__What is expected__: What you return must match the records exactly, with every line included.

Top of Source material

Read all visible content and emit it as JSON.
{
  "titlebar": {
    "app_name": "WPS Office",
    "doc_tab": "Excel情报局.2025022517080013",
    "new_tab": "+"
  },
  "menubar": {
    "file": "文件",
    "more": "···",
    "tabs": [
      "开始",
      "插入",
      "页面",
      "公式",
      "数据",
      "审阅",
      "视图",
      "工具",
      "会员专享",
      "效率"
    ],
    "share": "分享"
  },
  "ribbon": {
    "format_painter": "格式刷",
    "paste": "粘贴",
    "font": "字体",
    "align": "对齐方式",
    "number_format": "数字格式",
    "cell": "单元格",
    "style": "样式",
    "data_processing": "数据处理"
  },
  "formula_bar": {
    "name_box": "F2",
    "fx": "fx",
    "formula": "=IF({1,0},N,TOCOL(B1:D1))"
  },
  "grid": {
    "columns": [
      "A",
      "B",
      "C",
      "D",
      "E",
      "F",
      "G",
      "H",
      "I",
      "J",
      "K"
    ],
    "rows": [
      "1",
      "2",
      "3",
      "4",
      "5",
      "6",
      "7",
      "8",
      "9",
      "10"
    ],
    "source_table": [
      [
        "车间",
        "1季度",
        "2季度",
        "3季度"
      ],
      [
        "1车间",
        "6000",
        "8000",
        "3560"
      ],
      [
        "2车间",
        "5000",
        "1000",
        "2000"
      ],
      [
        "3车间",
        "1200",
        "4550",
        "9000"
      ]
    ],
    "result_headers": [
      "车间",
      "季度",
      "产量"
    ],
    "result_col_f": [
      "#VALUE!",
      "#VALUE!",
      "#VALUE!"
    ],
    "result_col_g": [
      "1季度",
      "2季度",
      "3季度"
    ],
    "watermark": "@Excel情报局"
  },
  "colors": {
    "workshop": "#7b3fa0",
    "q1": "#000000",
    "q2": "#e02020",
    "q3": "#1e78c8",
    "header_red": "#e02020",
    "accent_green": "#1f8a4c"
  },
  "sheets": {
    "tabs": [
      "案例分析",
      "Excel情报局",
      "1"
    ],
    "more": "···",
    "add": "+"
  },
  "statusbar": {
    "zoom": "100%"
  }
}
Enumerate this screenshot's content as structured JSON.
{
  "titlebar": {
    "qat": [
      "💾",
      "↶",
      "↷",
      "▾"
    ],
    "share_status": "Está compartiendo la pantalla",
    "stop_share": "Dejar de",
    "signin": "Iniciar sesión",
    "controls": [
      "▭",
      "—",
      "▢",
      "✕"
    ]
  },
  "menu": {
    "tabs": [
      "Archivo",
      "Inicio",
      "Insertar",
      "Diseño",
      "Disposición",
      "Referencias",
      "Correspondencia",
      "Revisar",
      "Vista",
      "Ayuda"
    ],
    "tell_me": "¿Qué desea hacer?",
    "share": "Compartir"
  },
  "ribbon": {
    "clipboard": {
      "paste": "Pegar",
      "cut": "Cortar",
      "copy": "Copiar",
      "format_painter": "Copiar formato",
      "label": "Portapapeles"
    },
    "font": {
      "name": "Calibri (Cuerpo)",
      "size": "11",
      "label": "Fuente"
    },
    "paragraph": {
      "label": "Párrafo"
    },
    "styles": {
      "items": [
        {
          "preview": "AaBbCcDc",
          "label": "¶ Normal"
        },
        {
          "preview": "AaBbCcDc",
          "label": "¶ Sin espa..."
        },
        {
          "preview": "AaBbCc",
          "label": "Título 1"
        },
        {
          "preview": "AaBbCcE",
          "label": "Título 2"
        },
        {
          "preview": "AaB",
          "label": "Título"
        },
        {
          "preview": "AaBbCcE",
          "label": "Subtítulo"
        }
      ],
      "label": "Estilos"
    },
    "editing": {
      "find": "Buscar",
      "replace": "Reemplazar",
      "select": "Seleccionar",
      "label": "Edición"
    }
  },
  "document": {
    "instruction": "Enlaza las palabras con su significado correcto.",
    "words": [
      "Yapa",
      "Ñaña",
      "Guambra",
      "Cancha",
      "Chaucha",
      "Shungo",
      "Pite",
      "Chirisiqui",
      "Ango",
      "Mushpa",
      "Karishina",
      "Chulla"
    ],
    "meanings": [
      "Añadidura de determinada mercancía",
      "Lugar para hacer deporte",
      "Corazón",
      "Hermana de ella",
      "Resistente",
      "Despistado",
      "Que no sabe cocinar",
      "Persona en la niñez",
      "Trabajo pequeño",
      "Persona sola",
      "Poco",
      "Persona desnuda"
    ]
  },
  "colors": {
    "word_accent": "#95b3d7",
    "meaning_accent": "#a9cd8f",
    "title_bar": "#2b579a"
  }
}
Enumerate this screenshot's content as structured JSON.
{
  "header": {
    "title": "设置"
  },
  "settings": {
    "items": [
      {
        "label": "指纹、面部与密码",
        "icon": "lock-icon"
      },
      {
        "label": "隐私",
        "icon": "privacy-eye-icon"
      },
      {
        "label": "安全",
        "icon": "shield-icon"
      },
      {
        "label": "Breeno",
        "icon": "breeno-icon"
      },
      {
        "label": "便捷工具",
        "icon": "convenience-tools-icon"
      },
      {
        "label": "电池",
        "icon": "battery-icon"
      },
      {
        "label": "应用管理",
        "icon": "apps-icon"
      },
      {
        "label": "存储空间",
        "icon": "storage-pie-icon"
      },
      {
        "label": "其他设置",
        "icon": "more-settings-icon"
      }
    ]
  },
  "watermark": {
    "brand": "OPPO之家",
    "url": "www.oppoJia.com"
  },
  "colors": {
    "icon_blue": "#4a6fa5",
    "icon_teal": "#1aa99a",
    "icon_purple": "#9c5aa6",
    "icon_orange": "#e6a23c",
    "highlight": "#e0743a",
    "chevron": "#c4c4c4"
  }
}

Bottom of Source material

__Answer space__:
Read all visible content and emit it as JSON.
{
  "titlebar": {
    "app_name": "WPS Office",
    "doc_tab": "Excel情报局.2025022517080013",
    "new_tab": "+"
  },
  "menubar": {
    "file": "文件",
    "more": "···",
    "tabs": [
      "开始",
      "插入",
      "页面",
      "公式",
      "数据",
      "审阅",
      "视图",
      "工具",
      "会员专享",
      "效率"
    ],
    "share": "分享"
  },
  "ribbon": {
    "format_painter": "格式刷",
    "paste": "粘贴",
    "font": "字体",
    "align": "对齐方式",
    "number_format": "数字格式",
    "cell": "单元格",
    "style": "样式",
    "data_processing": "数据处理"
  },
  "formula_bar": {
    "name_box": "F2",
    "fx": "fx",
    "formula": "=IF({1,0},N,TOCOL(B1:D1))"
  },
  "grid": {
    "columns": [
      "A",
      "B",
      "C",
      "D",
      "E",
      "F",
      "G",
      "H",
      "I",
      "J",
      "K"
    ],
    "rows": [
      "1",
      "2",
      "3",
      "4",
      "5",
      "6",
      "7",
      "8",
      "9",
      "10"
    ],
    "source_table": [
      [
        "车间",
        "1季度",
        "2季度",
        "3季度"
      ],
      [
        "1车间",
        "6000",
        "8000",
        "3560"
      ],
      [
        "2车间",
        "5000",
        "1000",
        "2000"
      ],
      [
        "3车间",
        "1200",
        "4550",
        "9000"
      ]
    ],
    "result_headers": [
      "车间",
      "季度",
      "产量"
    ],
    "result_col_f": [
      "#VALUE!",
      "#VALUE!",
      "#VALUE!"
    ],
    "result_col_g": [
      "1季度",
      "2季度",
      "3季度"
    ],
    "watermark": "@Excel情报局"
  },
  "colors": {
    "workshop": "#7b3fa0",
    "q1": "#000000",
    "q2": "#e02020",
    "q3": "#1e78c8",
    "header_red": "#e02020",
    "accent_green": "#1f8a4c"
  },
  "sheets": {
    "tabs": [
      "案例分析",
      "Excel情报局",
      "1"
    ],
    "more": "···",
    "add": "+"
  },
  "statusbar": {
    "zoom": "100%"
  }
}
Enumerate this screenshot's content as structured JSON.
{
  "titlebar": {
    "qat": [
      "💾",
      "↶",
      "↷",
      "▾"
    ],
    "share_status": "Está compartiendo la pantalla",
    "stop_share": "Dejar de",
    "signin": "Iniciar sesión",
    "controls": [
      "▭",
      "—",
      "▢",
      "✕"
    ]
  },
  "menu": {
    "tabs": [
      "Archivo",
      "Inicio",
      "Insertar",
      "Diseño",
      "Disposición",
      "Referencias",
      "Correspondencia",
      "Revisar",
      "Vista",
      "Ayuda"
    ],
    "tell_me": "¿Qué desea hacer?",
    "share": "Compartir"
  },
  "ribbon": {
    "clipboard": {
      "paste": "Pegar",
      "cut": "Cortar",
      "copy": "Copiar",
      "format_painter": "Copiar formato",
      "label": "Portapapeles"
    },
    "font": {
      "name": "Calibri (Cuerpo)",
      "size": "11",
      "label": "Fuente"
    },
    "paragraph": {
      "label": "Párrafo"
    },
    "styles": {
      "items": [
        {
          "preview": "AaBbCcDc",
          "label": "¶ Normal"
        },
        {
          "preview": "AaBbCcDc",
          "label": "¶ Sin espa..."
        },
        {
          "preview": "AaBbCc",
          "label": "Título 1"
        },
        {
          "preview": "AaBbCcE",
          "label": "Título 2"
        },
        {
          "preview": "AaB",
          "label": "Título"
        },
        {
          "preview": "AaBbCcE",
          "label": "Subtítulo"
        }
      ],
      "label": "Estilos"
    },
    "editing": {
      "find": "Buscar",
      "replace": "Reemplazar",
      "select": "Seleccionar",
      "label": "Edición"
    }
  },
  "document": {
    "instruction": "Enlaza las palabras con su significado correcto.",
    "words": [
      "Yapa",
      "Ñaña",
      "Guambra",
      "Cancha",
      "Chaucha",
      "Shungo",
      "Pite",
      "Chirisiqui",
      "Ango",
      "Mushpa",
      "Karishina",
      "Chulla"
    ],
    "meanings": [
      "Añadidura de determinada mercancía",
      "Lugar para hacer deporte",
      "Corazón",
      "Hermana de ella",
      "Resistente",
      "Despistado",
      "Que no sabe cocinar",
      "Persona en la niñez",
      "Trabajo pequeño",
      "Persona sola",
      "Poco",
      "Persona desnuda"
    ]
  },
  "colors": {
    "word_accent": "#95b3d7",
    "meaning_accent": "#a9cd8f",
    "title_bar": "#2b579a"
  }
}
Enumerate this screenshot's content as structured JSON.
{
  "header": {
    "title": "设置"
  },
  "settings": {
    "items": [
      {
        "label": "指纹、面部与密码",
        "icon": "lock-icon"
      },
      {
        "label": "隐私",
        "icon": "privacy-eye-icon"
      },
      {
        "label": "安全",
        "icon": "shield-icon"
      },
      {
        "label": "Breeno",
        "icon": "breeno-icon"
      },
      {
        "label": "便捷工具",
        "icon": "convenience-tools-icon"
      },
      {
        "label": "电池",
        "icon": "battery-icon"
      },
      {
        "label": "应用管理",
        "icon": "apps-icon"
      },
      {
        "label": "存储空间",
        "icon": "storage-pie-icon"
      },
      {
        "label": "其他设置",
        "icon": "more-settings-icon"
      }
    ]
  },
  "watermark": {
    "brand": "OPPO之家",
    "url": "www.oppoJia.com"
  },
  "colors": {
    "icon_blue": "#4a6fa5",
    "icon_teal": "#1aa99a",
    "icon_purple": "#9c5aa6",
    "icon_orange": "#e6a23c",
    "highlight": "#e0743a",
    "chevron": "#c4c4c4"
  }
}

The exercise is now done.